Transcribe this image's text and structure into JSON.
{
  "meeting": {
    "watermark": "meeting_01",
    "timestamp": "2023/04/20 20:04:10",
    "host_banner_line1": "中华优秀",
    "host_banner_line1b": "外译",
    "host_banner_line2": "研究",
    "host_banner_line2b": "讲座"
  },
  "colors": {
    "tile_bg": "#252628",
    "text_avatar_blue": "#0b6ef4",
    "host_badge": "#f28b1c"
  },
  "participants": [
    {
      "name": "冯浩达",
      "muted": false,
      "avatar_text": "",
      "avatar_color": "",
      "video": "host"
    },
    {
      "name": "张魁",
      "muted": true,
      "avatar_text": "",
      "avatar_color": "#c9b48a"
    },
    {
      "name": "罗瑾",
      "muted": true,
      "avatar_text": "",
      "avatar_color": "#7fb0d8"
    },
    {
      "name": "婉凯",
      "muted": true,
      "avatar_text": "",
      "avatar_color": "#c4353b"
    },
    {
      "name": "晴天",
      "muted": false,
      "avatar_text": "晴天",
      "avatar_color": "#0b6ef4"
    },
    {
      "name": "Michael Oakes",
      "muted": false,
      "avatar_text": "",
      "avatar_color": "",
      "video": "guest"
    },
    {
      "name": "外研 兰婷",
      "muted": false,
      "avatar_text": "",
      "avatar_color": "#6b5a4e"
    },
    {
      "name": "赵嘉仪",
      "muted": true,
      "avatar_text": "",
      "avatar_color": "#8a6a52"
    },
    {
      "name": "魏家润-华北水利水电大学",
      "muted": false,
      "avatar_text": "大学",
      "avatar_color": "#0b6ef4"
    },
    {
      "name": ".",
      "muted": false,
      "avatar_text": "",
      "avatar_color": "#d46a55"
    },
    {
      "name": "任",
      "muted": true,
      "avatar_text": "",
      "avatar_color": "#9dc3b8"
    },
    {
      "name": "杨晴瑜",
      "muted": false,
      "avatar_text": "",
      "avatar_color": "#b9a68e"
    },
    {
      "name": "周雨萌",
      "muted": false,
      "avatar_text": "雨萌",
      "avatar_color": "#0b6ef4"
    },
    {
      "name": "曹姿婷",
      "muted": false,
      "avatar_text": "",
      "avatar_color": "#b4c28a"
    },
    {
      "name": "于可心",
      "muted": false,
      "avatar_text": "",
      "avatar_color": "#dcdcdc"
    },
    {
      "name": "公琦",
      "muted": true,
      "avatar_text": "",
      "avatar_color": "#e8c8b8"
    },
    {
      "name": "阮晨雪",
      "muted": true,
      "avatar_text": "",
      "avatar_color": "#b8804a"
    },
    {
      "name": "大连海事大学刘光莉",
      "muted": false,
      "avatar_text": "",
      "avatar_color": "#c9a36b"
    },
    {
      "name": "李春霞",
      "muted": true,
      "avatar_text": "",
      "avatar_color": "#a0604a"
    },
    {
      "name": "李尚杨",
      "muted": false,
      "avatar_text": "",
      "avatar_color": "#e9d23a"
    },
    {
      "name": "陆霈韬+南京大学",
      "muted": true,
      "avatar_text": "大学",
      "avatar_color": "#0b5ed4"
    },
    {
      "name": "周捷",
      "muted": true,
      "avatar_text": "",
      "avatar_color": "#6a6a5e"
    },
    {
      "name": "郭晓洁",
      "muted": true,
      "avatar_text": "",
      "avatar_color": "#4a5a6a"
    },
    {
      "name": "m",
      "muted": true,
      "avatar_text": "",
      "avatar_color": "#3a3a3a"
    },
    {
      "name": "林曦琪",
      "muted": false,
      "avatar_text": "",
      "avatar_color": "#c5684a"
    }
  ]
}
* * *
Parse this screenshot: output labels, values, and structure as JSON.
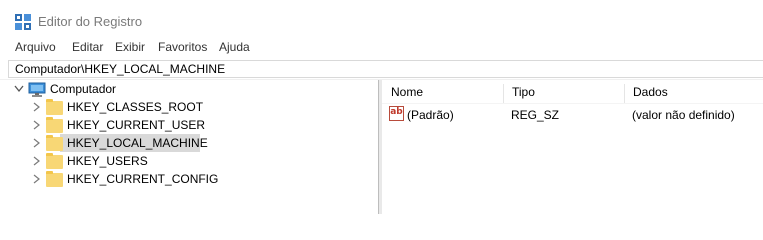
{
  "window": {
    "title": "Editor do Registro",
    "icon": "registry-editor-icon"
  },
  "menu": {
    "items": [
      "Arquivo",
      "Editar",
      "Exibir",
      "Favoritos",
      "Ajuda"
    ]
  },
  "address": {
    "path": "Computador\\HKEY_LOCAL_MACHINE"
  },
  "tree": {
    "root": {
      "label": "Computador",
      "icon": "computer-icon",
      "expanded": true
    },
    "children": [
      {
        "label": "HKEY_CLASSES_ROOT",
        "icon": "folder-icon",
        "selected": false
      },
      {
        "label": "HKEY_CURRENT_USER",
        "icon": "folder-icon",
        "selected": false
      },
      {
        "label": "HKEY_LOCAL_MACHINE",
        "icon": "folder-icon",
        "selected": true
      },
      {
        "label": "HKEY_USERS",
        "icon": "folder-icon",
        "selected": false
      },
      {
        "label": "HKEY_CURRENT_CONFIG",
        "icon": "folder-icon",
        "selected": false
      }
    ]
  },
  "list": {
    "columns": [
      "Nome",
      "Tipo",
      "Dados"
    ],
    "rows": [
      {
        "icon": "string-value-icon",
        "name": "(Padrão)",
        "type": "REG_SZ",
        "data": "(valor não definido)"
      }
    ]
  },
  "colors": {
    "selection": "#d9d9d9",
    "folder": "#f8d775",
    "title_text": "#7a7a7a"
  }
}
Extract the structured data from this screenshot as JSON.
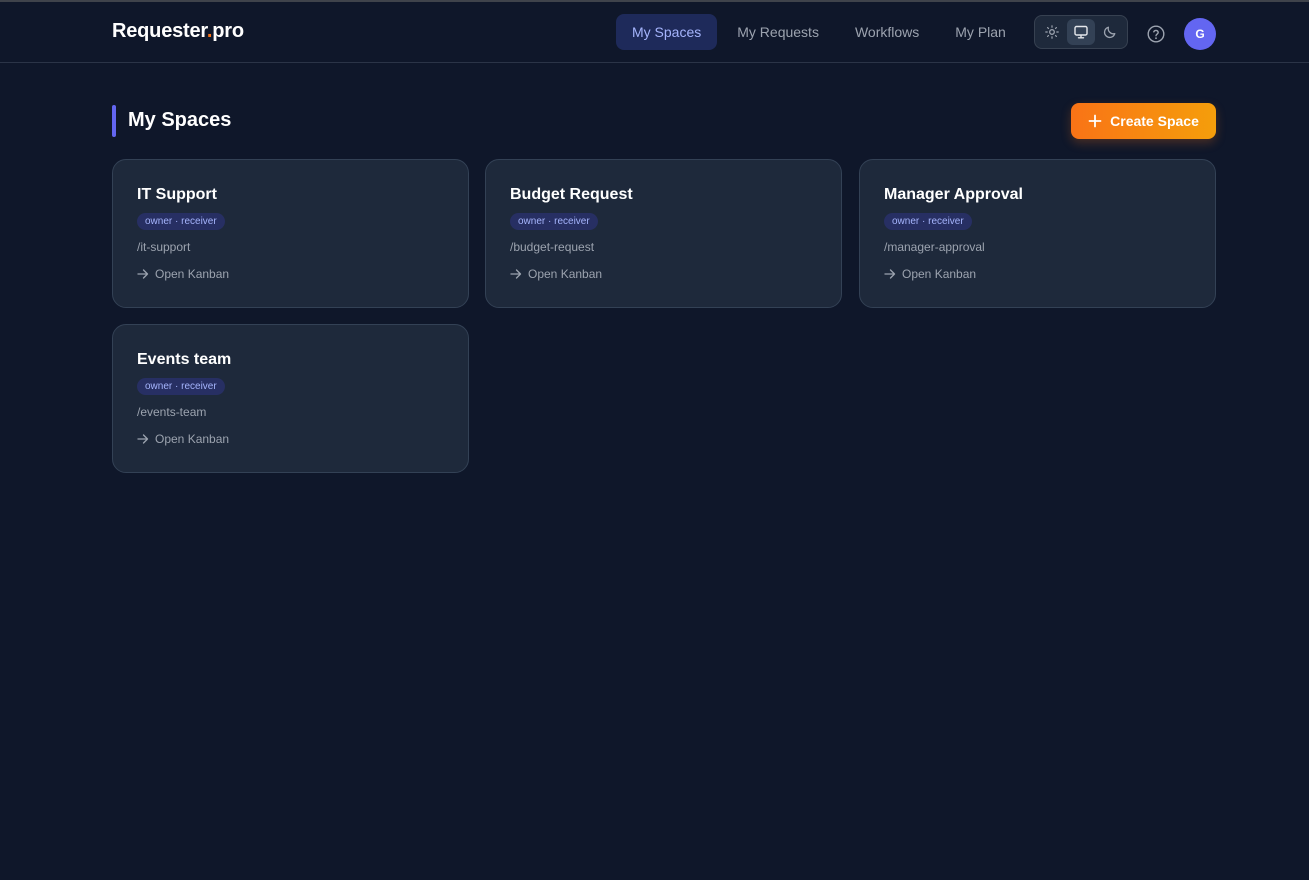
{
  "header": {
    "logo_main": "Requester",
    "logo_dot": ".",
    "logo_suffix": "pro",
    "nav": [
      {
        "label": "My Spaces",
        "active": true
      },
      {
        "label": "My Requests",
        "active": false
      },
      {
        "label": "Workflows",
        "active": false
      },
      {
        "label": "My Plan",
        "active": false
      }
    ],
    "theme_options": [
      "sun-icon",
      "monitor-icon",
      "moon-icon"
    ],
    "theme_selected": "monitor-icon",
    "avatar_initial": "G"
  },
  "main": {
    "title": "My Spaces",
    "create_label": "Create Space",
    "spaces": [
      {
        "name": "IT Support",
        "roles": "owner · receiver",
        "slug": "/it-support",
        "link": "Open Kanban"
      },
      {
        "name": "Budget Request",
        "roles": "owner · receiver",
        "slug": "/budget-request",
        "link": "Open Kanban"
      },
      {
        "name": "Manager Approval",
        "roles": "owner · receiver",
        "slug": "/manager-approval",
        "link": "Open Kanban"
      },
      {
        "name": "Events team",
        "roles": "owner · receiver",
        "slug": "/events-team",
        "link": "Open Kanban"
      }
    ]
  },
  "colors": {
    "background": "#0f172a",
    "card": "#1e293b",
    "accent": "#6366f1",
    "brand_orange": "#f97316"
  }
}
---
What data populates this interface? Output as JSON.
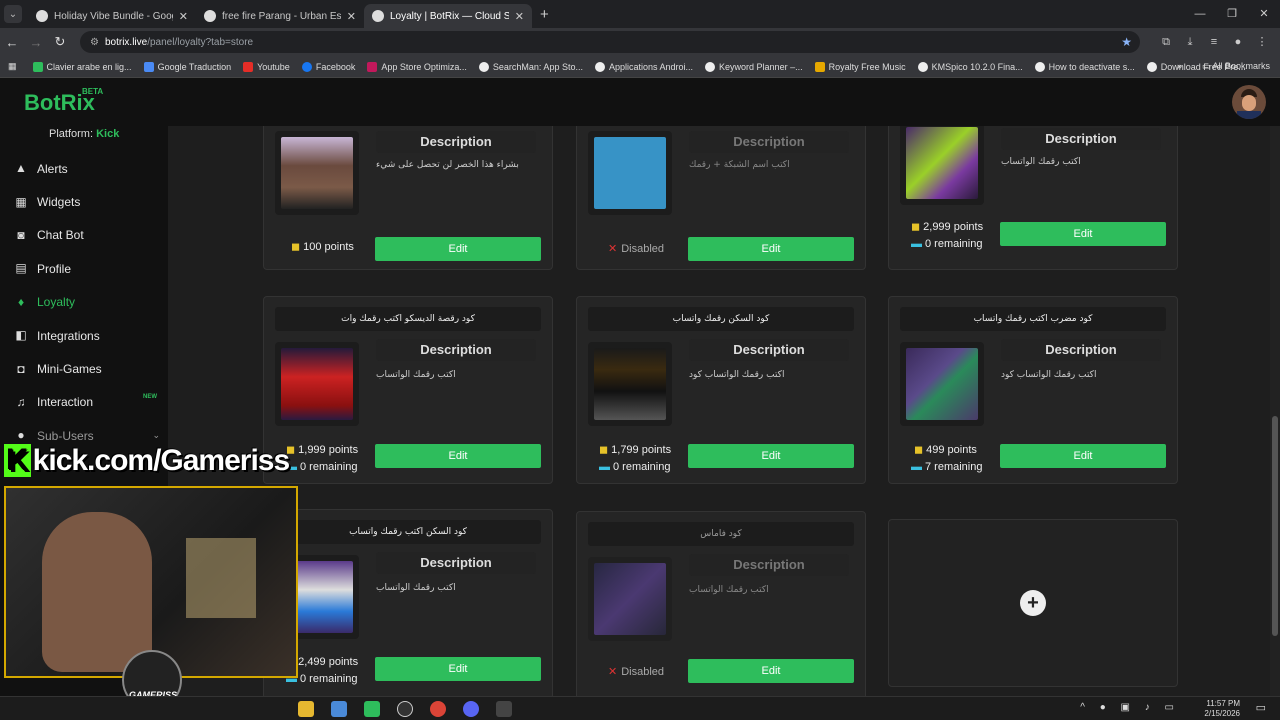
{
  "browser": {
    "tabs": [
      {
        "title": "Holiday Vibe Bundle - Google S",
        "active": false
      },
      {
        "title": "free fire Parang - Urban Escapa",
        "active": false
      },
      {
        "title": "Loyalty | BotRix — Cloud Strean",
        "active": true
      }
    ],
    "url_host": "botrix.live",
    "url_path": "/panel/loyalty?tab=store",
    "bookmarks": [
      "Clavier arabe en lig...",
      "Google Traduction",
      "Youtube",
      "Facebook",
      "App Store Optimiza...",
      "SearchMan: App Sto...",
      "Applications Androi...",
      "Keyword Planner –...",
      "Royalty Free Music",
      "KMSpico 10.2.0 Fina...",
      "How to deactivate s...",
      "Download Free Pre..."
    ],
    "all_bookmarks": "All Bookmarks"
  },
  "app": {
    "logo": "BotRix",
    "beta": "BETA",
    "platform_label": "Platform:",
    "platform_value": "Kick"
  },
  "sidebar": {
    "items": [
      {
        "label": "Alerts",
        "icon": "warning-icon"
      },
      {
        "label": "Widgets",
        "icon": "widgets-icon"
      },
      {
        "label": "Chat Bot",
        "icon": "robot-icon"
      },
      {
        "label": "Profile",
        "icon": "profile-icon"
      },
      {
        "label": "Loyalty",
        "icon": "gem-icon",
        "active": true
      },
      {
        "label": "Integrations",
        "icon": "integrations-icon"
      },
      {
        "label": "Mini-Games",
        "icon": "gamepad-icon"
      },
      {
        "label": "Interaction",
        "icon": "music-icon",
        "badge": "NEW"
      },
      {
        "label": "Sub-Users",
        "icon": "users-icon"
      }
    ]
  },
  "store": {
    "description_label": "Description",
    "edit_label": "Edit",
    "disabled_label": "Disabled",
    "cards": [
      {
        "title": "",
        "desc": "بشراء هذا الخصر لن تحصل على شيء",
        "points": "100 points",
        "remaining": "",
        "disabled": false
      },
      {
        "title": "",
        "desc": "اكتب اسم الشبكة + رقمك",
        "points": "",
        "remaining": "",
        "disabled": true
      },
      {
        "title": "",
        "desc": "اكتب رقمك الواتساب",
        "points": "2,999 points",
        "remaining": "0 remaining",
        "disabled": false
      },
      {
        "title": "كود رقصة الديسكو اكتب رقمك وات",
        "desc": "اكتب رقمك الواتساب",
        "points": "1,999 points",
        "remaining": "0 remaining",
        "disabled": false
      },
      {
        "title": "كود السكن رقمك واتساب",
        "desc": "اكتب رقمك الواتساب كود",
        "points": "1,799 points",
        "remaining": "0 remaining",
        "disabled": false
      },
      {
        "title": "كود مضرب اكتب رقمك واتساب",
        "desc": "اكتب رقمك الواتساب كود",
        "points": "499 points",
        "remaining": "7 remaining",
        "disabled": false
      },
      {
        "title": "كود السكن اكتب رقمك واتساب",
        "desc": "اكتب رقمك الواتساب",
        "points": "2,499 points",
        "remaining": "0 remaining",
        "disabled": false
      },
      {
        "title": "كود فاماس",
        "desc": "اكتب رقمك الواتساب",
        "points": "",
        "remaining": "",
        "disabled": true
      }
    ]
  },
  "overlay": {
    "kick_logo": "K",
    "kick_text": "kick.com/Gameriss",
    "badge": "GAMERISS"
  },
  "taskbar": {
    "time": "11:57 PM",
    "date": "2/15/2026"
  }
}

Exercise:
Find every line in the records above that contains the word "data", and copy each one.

Answer for this exercise:
        "data": "(valor não definido)"
Extract the structured data from this screenshot as JSON.
What data populates this interface? Output as JSON.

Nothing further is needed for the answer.